re: the leatherwood that was mentioned. is that the native one, or are there more than one? thanks!
Diane and everybody--The arborvitae that grows in shade is actually a cultivar, not a species. It is Thuja occidentalis 'Nigra'. It will take a lot of shade but absolutely must have ample moisture--it won't do well in dry shade or competing with tree roots. It's a very common cultivar and should be available at any good nursery. It gets very big but can be sheared or pruned. And of course it suffers from a heavy snow load.
Both yews and arborvitaes are deer candy. I wouldn't plant either in an area with deer.
I have shady areas that flood periodically and are fairly saturated much of the year. Nigra has done fabulously under these conditions. But they are high maintenance with pruning and the snow load--must be tied up etc. I'd go with Hicks yews myself for an evergreen screen in shade, unless the soil is too wet.
fairy, the leatherleaf mentioned above is native to china..see the link below...
Here is a link that might be useful: Viburnum rhytidophyllum
I thought about V. rhytidophyllum as a a good plant for shade, but its leaves hang mornefully, even more than rhododendron. I am unsure about V. pragense as to its hardiness and if it hangs its leaves in cold weather.
why, thankye, terry!
From what was provided, I'm not sure how tall you want these shrubs, but this one is taller than some of those mentioned. I have this plant in very dry soil and moderate shade and it's 4-5 ft and growing. It does sucker quite freely, but I control that with roundup. see the link provided

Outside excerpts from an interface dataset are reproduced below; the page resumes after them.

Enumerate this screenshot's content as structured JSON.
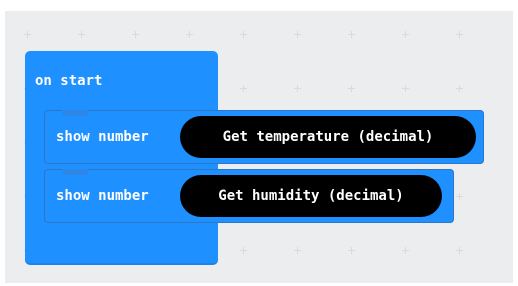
{
  "workspace": {
    "background": "#ecedef",
    "block_color": "#1e90ff",
    "reporter_color": "#000000"
  },
  "blocks": {
    "on_start": {
      "label": "on start"
    },
    "statements": [
      {
        "label": "show number",
        "argument": "Get temperature (decimal)"
      },
      {
        "label": "show number",
        "argument": "Get humidity (decimal)"
      }
    ]
  }
}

Here is a link that might be useful: diervilla lonicera
Fairy - the Leatherwood is a Wisconsin native - different than leatherleaf. Not good for privacy. Arborvitaes are poor choices for shade - Thuja plicata is more tolerant of shade but a large plant.
Diervilla sessifolia is not a good candidate for deep shade, better in full sun.
Needed: suggestions for foundation shrubs for front west facing side of home, conifer or deciduous, 3-5 hours of sun due to mature red maples in the front yard causing limited afternoon sun. Winter winds can be a problem though we are directily across from a ravine with tall trees which can deflect some wind. Would prefer evergreen but could fit in one or two deciduous. One taller evergreen specimen could be 5 feet. Others would be shorter and 2-3' size. thank you